- [Exercise requirements] Set down all of the records below exactly, please, omitting the images.

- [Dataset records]
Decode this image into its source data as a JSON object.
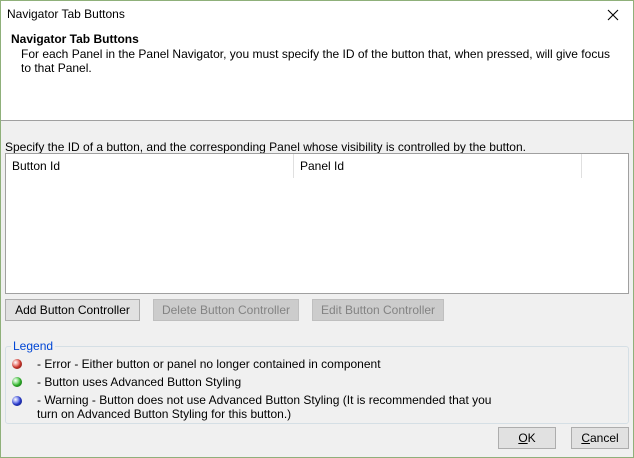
{
  "window": {
    "title": "Navigator Tab Buttons"
  },
  "header": {
    "title": "Navigator Tab Buttons",
    "description": "For each Panel in the Panel Navigator, you must specify the ID of the button that, when pressed, will give focus to that Panel."
  },
  "instruction": "Specify the ID of a button, and the corresponding Panel whose visibility is controlled by the button.",
  "table": {
    "columns": [
      "Button Id",
      "Panel Id",
      ""
    ],
    "rows": []
  },
  "actions": {
    "add_label": "Add Button Controller",
    "delete_label": "Delete Button Controller",
    "edit_label": "Edit Button Controller"
  },
  "legend": {
    "caption": "Legend",
    "items": [
      {
        "color": "#e03a2f",
        "icon": "red-status-dot-icon",
        "text": "- Error - Either button or panel no longer contained in component"
      },
      {
        "color": "#34c32e",
        "icon": "green-status-dot-icon",
        "text": "- Button uses Advanced Button Styling"
      },
      {
        "color": "#2b3fe0",
        "icon": "blue-status-dot-icon",
        "text": "- Warning - Button does not use Advanced Button Styling (It is recommended that you turn on Advanced Button Styling for this button.)"
      }
    ]
  },
  "footer": {
    "ok_prefix": "",
    "ok_mnemonic": "O",
    "ok_suffix": "K",
    "cancel_mnemonic": "C",
    "cancel_suffix": "ancel"
  }
}
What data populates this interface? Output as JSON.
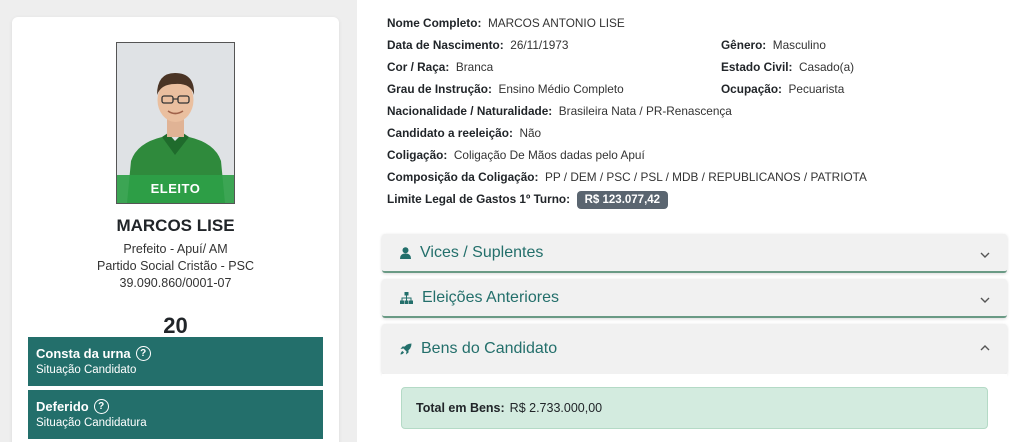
{
  "candidate": {
    "status_overlay": "ELEITO",
    "name": "MARCOS LISE",
    "office": "Prefeito - Apuí/ AM",
    "party": "Partido Social Cristão - PSC",
    "cnpj": "39.090.860/0001-07",
    "number": "20",
    "status_boxes": [
      {
        "title": "Consta da urna",
        "subtitle": "Situação Candidato"
      },
      {
        "title": "Deferido",
        "subtitle": "Situação Candidatura"
      }
    ]
  },
  "details": {
    "full_name": {
      "label": "Nome Completo:",
      "value": "MARCOS ANTONIO LISE"
    },
    "birth": {
      "label": "Data de Nascimento:",
      "value": "26/11/1973"
    },
    "gender": {
      "label": "Gênero:",
      "value": "Masculino"
    },
    "race": {
      "label": "Cor / Raça:",
      "value": "Branca"
    },
    "marital": {
      "label": "Estado Civil:",
      "value": "Casado(a)"
    },
    "education": {
      "label": "Grau de Instrução:",
      "value": "Ensino Médio Completo"
    },
    "occupation": {
      "label": "Ocupação:",
      "value": "Pecuarista"
    },
    "nationality": {
      "label": "Nacionalidade / Naturalidade:",
      "value": "Brasileira Nata / PR-Renascença"
    },
    "reelection": {
      "label": "Candidato a reeleição:",
      "value": "Não"
    },
    "coalition": {
      "label": "Coligação:",
      "value": "Coligação De Mãos dadas pelo Apuí"
    },
    "coalition_parties": {
      "label": "Composição da Coligação:",
      "value": "PP / DEM / PSC / PSL / MDB / REPUBLICANOS / PATRIOTA"
    },
    "spending_limit": {
      "label": "Limite Legal de Gastos 1º Turno:",
      "value": "R$ 123.077,42"
    }
  },
  "accordions": {
    "vices": {
      "title": "Vices / Suplentes",
      "icon": "user-icon"
    },
    "previous": {
      "title": "Eleições Anteriores",
      "icon": "sitemap-icon"
    },
    "assets": {
      "title": "Bens do Candidato",
      "icon": "rocket-icon"
    }
  },
  "assets_total": {
    "label": "Total em Bens:",
    "value": "R$ 2.733.000,00"
  },
  "colors": {
    "teal": "#236f6b",
    "eleito_green": "#2ea048",
    "badge_gray": "#5a6570",
    "total_bg": "#d3ebdf"
  }
}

- [Output for this task]
Decode this image into its source data as a JSON object.
{
  "window": {
    "title": "Navigator Tab Buttons"
  },
  "header": {
    "title": "Navigator Tab Buttons",
    "description": "For each Panel in the Panel Navigator, you must specify the ID of the button that, when pressed, will give focus to that Panel."
  },
  "instruction": "Specify the ID of a button, and the corresponding Panel whose visibility is controlled by the button.",
  "table": {
    "columns": [
      "Button Id",
      "Panel Id",
      ""
    ],
    "rows": []
  },
  "actions": {
    "add_label": "Add Button Controller",
    "delete_label": "Delete Button Controller",
    "edit_label": "Edit Button Controller"
  },
  "legend": {
    "caption": "Legend",
    "items": [
      {
        "color": "#e03a2f",
        "icon": "red-status-dot-icon",
        "text": "- Error - Either button or panel no longer contained in component"
      },
      {
        "color": "#34c32e",
        "icon": "green-status-dot-icon",
        "text": "- Button uses Advanced Button Styling"
      },
      {
        "color": "#2b3fe0",
        "icon": "blue-status-dot-icon",
        "text": "- Warning - Button does not use Advanced Button Styling (It is recommended that you turn on Advanced Button Styling for this button.)"
      }
    ]
  },
  "footer": {
    "ok_prefix": "",
    "ok_mnemonic": "O",
    "ok_suffix": "K",
    "cancel_mnemonic": "C",
    "cancel_suffix": "ancel"
  }
}
What data populates this interface? Output as JSON.
{
  "candidate": {
    "status_overlay": "ELEITO",
    "name": "MARCOS LISE",
    "office": "Prefeito - Apuí/ AM",
    "party": "Partido Social Cristão - PSC",
    "cnpj": "39.090.860/0001-07",
    "number": "20",
    "status_boxes": [
      {
        "title": "Consta da urna",
        "subtitle": "Situação Candidato"
      },
      {
        "title": "Deferido",
        "subtitle": "Situação Candidatura"
      }
    ]
  },
  "details": {
    "full_name": {
      "label": "Nome Completo:",
      "value": "MARCOS ANTONIO LISE"
    },
    "birth": {
      "label": "Data de Nascimento:",
      "value": "26/11/1973"
    },
    "gender": {
      "label": "Gênero:",
      "value": "Masculino"
    },
    "race": {
      "label": "Cor / Raça:",
      "value": "Branca"
    },
    "marital": {
      "label": "Estado Civil:",
      "value": "Casado(a)"
    },
    "education": {
      "label": "Grau de Instrução:",
      "value": "Ensino Médio Completo"
    },
    "occupation": {
      "label": "Ocupação:",
      "value": "Pecuarista"
    },
    "nationality": {
      "label": "Nacionalidade / Naturalidade:",
      "value": "Brasileira Nata / PR-Renascença"
    },
    "reelection": {
      "label": "Candidato a reeleição:",
      "value": "Não"
    },
    "coalition": {
      "label": "Coligação:",
      "value": "Coligação De Mãos dadas pelo Apuí"
    },
    "coalition_parties": {
      "label": "Composição da Coligação:",
      "value": "PP / DEM / PSC / PSL / MDB / REPUBLICANOS / PATRIOTA"
    },
    "spending_limit": {
      "label": "Limite Legal de Gastos 1º Turno:",
      "value": "R$ 123.077,42"
    }
  },
  "accordions": {
    "vices": {
      "title": "Vices / Suplentes",
      "icon": "user-icon"
    },
    "previous": {
      "title": "Eleições Anteriores",
      "icon": "sitemap-icon"
    },
    "assets": {
      "title": "Bens do Candidato",
      "icon": "rocket-icon"
    }
  },
  "assets_total": {
    "label": "Total em Bens:",
    "value": "R$ 2.733.000,00"
  },
  "colors": {
    "teal": "#236f6b",
    "eleito_green": "#2ea048",
    "badge_gray": "#5a6570",
    "total_bg": "#d3ebdf"
  }
}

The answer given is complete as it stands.